On June 26, 1976, Air France flight 139 was hijacked en route from Tel Aviv to Paris when it stopped over in Athens’ Greece. It was hijacked by eight members of the PLO and two members of a German terrorist group. The plane was diverted to Entebbe, the main airport of Uganda where the murderous dictator Idi Amin, known for killing hundreds of thousands of his own people and being a cannibal, personally welcomed the hijackers. The passengers were held hostage in Entebbe Airport and over the next two days all of the passengers, except for the Israelis and Jews, were released and flown to Paris. Ninety-four, mainly Israeli, passengers along with the 12-member Air France crew, who voluntarily stayed behind, remained as hostages and were held at gunpoint.
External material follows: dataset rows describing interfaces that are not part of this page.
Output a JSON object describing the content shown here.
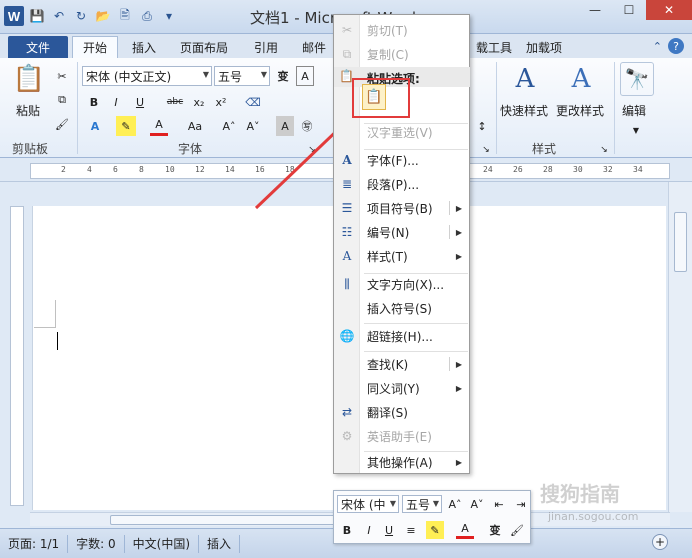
{
  "window": {
    "title": "文档1 - Microsoft Word",
    "minimize": "—",
    "maximize": "☐",
    "close": "✕"
  },
  "qat": {
    "app_icon": "W"
  },
  "tabs": [
    {
      "label": "文件"
    },
    {
      "label": "开始"
    },
    {
      "label": "插入"
    },
    {
      "label": "页面布局"
    },
    {
      "label": "引用"
    },
    {
      "label": "邮件"
    },
    {
      "label": "加载项"
    }
  ],
  "tab_partial": "载工具",
  "ribbon": {
    "clipboard": {
      "paste": "粘贴",
      "group": "剪贴板"
    },
    "font": {
      "family": "宋体 (中文正文)",
      "size": "五号",
      "group": "字体",
      "wen": "变",
      "bold": "B",
      "italic": "I",
      "underline": "U",
      "strike": "abc",
      "sub": "x₂",
      "sup": "x²",
      "fontcolor": "A",
      "aa": "Aa",
      "grow": "A˄",
      "shrink": "A˅",
      "chara": "A"
    },
    "styles": {
      "quick": "快速样式",
      "change": "更改样式",
      "group": "样式"
    },
    "editing": {
      "label": "编辑"
    }
  },
  "ruler_numbers": [
    "2",
    "4",
    "6",
    "8",
    "10",
    "12",
    "14",
    "16",
    "18",
    "20",
    "22",
    "24",
    "26",
    "28",
    "30",
    "32",
    "34"
  ],
  "context_menu": {
    "cut": "剪切(T)",
    "copy": "复制(C)",
    "paste_options": "粘贴选项:",
    "reconvert": "汉字重选(V)",
    "font": "字体(F)...",
    "paragraph": "段落(P)...",
    "bullets": "项目符号(B)",
    "numbering": "编号(N)",
    "styles": "样式(T)",
    "text_direction": "文字方向(X)...",
    "insert_symbol": "插入符号(S)",
    "hyperlink": "超链接(H)...",
    "lookup": "查找(K)",
    "synonyms": "同义词(Y)",
    "translate": "翻译(S)",
    "english_assistant": "英语助手(E)",
    "more": "其他操作(A)"
  },
  "mini_toolbar": {
    "font": "宋体 (中",
    "size": "五号",
    "wen": "变"
  },
  "status": {
    "page": "页面: 1/1",
    "words": "字数: 0",
    "language": "中文(中国)",
    "mode": "插入"
  },
  "watermark": {
    "brand": "搜狗指南",
    "url": "jinan.sogou.com"
  },
  "colors": {
    "file_tab": "#2b579a",
    "highlight": "#e23b3b",
    "close": "#c9453b"
  }
}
In exchange for the safe release of the Israeli hostages, the terrorists demanded the return of 53 Palestinian and Pro-Palestinian militants, 40 of whom were prisoners in Israel, as well as a ransom of $5 million USD.
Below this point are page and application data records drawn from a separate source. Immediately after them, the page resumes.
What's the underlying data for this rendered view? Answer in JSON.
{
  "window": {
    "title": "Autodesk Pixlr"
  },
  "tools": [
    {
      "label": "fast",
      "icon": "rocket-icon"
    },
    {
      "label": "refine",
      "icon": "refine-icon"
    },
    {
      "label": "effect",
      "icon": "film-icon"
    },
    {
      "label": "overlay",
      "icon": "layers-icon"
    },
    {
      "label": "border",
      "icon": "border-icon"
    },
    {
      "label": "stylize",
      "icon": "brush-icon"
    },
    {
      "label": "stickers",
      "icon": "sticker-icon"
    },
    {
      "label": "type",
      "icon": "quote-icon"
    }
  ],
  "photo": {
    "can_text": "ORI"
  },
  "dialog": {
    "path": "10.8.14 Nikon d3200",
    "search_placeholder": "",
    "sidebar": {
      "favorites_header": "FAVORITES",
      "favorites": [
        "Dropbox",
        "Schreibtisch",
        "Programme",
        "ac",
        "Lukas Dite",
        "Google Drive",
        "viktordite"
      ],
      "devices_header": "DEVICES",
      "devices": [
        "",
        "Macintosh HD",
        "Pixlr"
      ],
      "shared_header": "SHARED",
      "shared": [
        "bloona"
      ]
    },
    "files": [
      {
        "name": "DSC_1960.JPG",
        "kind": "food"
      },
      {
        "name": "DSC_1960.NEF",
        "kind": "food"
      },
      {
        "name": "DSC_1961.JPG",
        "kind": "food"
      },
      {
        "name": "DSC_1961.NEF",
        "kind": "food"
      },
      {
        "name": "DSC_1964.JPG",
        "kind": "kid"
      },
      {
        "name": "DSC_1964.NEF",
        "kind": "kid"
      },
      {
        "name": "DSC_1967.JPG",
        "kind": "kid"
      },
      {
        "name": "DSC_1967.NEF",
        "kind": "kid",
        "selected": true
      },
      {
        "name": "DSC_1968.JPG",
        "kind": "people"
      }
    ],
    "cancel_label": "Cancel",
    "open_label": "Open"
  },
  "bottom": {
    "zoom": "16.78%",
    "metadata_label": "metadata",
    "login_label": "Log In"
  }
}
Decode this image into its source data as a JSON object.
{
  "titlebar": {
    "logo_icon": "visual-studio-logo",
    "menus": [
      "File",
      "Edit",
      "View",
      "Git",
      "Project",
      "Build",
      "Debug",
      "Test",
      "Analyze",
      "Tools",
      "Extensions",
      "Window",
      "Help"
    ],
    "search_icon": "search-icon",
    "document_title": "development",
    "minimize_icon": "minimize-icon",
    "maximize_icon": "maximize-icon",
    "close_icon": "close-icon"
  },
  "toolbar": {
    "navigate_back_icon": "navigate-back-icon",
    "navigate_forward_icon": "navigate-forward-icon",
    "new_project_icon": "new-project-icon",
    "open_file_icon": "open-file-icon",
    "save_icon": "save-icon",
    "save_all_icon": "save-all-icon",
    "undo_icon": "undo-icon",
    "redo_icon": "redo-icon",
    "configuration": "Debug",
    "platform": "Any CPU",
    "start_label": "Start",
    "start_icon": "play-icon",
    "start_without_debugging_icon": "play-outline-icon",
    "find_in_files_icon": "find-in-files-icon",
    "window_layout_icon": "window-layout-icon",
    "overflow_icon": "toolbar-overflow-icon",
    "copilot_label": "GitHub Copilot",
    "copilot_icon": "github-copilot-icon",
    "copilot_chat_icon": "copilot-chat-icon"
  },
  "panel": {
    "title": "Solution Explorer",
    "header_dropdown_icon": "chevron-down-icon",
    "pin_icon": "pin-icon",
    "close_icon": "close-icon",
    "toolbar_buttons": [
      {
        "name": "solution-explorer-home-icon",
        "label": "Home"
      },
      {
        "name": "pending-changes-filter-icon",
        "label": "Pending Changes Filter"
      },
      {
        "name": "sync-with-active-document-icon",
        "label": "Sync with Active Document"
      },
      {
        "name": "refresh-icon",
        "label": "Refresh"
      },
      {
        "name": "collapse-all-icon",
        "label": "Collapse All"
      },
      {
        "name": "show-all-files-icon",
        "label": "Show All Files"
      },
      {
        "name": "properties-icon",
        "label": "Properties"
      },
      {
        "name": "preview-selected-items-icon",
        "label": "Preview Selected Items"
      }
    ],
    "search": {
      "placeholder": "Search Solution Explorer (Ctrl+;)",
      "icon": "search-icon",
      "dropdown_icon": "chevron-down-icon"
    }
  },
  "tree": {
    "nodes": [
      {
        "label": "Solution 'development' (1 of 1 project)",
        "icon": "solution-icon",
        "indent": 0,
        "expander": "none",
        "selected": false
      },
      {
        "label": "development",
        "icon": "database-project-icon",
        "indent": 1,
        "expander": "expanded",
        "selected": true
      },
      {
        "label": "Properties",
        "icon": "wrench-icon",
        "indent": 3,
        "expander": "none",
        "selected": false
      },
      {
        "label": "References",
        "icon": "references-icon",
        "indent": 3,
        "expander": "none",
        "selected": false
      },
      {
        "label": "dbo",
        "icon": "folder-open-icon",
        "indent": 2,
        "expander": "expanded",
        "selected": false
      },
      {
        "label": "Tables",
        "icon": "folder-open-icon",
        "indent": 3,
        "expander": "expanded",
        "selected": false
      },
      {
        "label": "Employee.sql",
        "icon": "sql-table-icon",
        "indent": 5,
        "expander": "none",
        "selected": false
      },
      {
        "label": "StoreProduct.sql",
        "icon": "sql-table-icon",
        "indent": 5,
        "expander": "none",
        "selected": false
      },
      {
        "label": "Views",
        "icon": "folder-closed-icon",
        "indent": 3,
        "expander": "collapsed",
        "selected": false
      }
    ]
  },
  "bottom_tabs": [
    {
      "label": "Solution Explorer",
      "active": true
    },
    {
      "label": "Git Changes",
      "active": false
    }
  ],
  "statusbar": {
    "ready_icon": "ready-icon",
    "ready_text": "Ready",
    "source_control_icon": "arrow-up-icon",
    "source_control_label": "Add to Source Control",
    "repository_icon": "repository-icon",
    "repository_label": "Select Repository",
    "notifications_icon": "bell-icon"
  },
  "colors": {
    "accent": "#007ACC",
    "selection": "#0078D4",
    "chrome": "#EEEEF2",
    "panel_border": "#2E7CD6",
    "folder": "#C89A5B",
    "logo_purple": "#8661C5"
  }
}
Over the course of the next week, Israel tried using multiple political avenues to obtain the release of the hostages, including conversing with Amin on the phone many times, without success. At this time there was no international policy of non-negotiation with terrorists and few expected Israel to take military action. But when the frustrated hijackers threatened to kill the hostages if their demands were not met, Israel decided enough was enough and that it was time to conduct a rescue operation and more importantly, send a message.
To prepare for the rescue, the Israeli intelligence agency Mossad questioned the freed non-Israeli hostages and were able to gather details like the whereabouts of the remaining hostages, the number of hijackers, the number of weapons carried by the hostage-takers and how the Ugandan military was involved.
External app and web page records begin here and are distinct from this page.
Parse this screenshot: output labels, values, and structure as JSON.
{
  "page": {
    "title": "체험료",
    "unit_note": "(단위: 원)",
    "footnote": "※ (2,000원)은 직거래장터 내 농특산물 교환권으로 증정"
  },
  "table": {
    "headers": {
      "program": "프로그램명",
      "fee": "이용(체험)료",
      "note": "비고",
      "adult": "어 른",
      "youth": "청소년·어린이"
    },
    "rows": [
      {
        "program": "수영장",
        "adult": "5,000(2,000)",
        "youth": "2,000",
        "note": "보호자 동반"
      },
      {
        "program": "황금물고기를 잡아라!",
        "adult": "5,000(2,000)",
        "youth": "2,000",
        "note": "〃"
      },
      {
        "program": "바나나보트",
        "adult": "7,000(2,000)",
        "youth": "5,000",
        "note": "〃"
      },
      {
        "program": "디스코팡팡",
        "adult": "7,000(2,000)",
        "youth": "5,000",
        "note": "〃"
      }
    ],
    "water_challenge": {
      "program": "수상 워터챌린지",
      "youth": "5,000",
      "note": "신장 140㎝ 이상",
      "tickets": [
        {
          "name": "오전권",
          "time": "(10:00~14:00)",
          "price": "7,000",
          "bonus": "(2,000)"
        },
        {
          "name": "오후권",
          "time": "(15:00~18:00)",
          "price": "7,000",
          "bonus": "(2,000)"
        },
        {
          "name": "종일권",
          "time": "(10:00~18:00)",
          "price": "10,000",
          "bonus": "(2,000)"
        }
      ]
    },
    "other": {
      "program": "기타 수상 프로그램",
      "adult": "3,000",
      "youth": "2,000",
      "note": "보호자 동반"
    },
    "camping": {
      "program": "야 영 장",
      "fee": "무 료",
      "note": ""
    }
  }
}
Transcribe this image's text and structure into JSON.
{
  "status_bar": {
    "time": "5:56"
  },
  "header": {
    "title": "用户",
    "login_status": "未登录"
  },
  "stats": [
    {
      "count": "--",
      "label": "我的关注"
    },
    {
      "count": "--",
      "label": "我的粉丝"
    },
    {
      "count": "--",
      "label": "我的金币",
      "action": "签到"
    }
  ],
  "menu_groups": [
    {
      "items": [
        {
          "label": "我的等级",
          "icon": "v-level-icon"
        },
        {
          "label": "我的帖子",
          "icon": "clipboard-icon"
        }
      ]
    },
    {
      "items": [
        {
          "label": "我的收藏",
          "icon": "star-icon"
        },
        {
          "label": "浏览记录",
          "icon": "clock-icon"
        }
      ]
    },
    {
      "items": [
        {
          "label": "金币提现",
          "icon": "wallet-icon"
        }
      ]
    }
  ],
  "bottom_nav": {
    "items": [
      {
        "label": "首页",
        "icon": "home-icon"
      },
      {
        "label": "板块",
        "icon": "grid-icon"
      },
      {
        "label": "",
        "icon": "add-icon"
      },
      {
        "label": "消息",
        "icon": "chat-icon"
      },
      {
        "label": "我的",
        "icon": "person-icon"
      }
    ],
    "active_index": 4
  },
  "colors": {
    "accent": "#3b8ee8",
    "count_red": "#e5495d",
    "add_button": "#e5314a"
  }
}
After gathering the intel, the stage was set for a rescue operation that many consider the most daring in history. At 11 p.m. July 3, 1976, Operation Thunderbolt commenced and over 100 Israeli commandos in four C-130s flew into Entebbe, under the cover of darkness. The assault team consisted of 29 Sayeret Mat’ Kal commandos, the Israeli equivalent of Delta Force. They were dressed like Ugandan troops and had their faces painted black to blend in and were equipped with AKMs, suppressed UZIs and suppressed pistols. They had acquired a black Mercedes that looked like President Idi Amin’s vehicle and several Land Rovers which were the vehicles that usually accompanied Amin’s black Mercedes. The plan was to bypass several security checkpoints using the disguise. However, unbeknownst to them, Amin had recently purchased a white Mercedes and the suspicious Ugandan sentries ordered the vehicles to stop. The commandos shot the sentries using silenced pistols, but did not kill them. As they pulled away, an Israeli commando in a following Land Rover, feared the injured sentries would alert the hijackers and finished them off with an unsuppressed rifle. Having lost the element of surprise due to the gunfire, the assault team sped toward the terminal, burst out of their vehicles and rushed inside. Using a megaphone, the commando’s identified themselves and ordered the hostages to stay down in English and Hebrew. The assault team made quick work of the few terrorists that were guarding the hostages. “Where are the rest of them,” the commando’s asked the hostages, referring to the terrorists. The hostages pointed to a door that led to the main hall, into which the commandos threw several grenades, then entered the room and shot the remaining three terrorists with swift, unforgiving efficiency.
Meanwhile, outside of the terminal, the main Israeli force set up blocking positions at all entrances of the airport and killed off around 45 Ugandan troops that had come to reinforce the terrorists. The Israeli’s also destroyed, using satchel charges, 30 MiG-17s and MiG 21s of the Ugandan Air Force so that the Israeli C-130’s could fly the hostages home safely, without worry of being shot down.
Out of the 106 hostages, only three were killed and around 10 were wounded. The hostages were flown to safety in Nairobi, Kenya and the mission was declared a success.
After Operation Thunderbolt, its enemies learned yet again that it is never a good idea to mess with Israel. Not only that, the raid on Entebbe was later considered one of the defining moments in the war on terror, the standard setter for counterterrorism and by many, the most daring rescue ever.